TASK:
Report each line of the data that has "false" somewhere in it.

################

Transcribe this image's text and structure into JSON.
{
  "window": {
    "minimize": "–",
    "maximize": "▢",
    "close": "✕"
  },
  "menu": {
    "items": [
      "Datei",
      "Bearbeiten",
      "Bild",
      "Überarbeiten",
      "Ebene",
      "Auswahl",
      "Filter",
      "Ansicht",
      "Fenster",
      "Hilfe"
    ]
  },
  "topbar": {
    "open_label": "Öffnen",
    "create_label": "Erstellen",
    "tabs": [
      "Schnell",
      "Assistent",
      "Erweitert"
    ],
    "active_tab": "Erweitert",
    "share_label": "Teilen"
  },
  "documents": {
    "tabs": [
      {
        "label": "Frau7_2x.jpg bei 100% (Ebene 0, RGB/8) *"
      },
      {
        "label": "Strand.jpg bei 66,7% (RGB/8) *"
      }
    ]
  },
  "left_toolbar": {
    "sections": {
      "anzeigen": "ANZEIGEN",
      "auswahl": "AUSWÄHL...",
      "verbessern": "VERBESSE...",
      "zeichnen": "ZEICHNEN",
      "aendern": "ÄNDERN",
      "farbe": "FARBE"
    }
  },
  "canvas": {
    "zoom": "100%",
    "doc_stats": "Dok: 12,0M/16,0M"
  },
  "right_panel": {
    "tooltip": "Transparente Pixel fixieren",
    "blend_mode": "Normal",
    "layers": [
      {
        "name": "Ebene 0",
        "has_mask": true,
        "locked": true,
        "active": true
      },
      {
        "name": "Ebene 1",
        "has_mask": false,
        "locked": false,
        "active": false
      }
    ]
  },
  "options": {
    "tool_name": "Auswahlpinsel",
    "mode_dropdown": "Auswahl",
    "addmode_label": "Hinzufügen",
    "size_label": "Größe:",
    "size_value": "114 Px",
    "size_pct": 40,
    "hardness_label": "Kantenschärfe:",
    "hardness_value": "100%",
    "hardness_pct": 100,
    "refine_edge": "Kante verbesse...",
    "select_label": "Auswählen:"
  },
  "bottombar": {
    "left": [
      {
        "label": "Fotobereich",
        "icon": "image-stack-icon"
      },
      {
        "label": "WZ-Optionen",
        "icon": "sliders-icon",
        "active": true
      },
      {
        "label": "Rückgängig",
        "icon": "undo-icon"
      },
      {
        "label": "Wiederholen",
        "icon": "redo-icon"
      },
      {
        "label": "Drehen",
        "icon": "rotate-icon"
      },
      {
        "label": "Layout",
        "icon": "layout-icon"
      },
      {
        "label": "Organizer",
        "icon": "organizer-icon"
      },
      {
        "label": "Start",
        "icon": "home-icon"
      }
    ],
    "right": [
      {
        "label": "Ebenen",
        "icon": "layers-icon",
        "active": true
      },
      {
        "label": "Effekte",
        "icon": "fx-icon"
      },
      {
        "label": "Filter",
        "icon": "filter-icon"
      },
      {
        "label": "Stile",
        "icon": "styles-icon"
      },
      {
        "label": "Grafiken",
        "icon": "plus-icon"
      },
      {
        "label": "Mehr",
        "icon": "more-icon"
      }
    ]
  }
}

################

REPLY TO THE TASK:
        "has_mask": false,
        "locked": false,
        "active": false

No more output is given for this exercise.